WHAT TO DO:
Could you restate every line of the data word for word?

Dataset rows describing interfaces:
-- Opening Marker --

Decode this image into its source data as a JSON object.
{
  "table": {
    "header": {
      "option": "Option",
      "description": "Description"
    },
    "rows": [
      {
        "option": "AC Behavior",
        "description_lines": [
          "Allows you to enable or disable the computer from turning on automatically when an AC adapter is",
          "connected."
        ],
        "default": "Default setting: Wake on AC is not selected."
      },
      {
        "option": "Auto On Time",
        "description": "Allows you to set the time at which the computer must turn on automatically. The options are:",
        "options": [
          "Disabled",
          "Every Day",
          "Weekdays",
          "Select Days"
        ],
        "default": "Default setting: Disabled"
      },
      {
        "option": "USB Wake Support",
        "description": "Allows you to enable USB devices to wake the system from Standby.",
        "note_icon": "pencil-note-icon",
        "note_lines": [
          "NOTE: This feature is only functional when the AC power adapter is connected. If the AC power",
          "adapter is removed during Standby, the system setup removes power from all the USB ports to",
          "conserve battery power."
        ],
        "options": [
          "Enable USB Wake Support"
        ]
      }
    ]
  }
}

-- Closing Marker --

SOLUTION BELOW:
Decode this image into its source data as a JSON object.
{
  "table": {
    "header": {
      "option": "Option",
      "description": "Description"
    },
    "rows": [
      {
        "option": "AC Behavior",
        "description_lines": [
          "Allows you to enable or disable the computer from turning on automatically when an AC adapter is",
          "connected."
        ],
        "default": "Default setting: Wake on AC is not selected."
      },
      {
        "option": "Auto On Time",
        "description": "Allows you to set the time at which the computer must turn on automatically. The options are:",
        "options": [
          "Disabled",
          "Every Day",
          "Weekdays",
          "Select Days"
        ],
        "default": "Default setting: Disabled"
      },
      {
        "option": "USB Wake Support",
        "description": "Allows you to enable USB devices to wake the system from Standby.",
        "note_icon": "pencil-note-icon",
        "note_lines": [
          "NOTE: This feature is only functional when the AC power adapter is connected. If the AC power",
          "adapter is removed during Standby, the system setup removes power from all the USB ports to",
          "conserve battery power."
        ],
        "options": [
          "Enable USB Wake Support"
        ]
      }
    ]
  }
}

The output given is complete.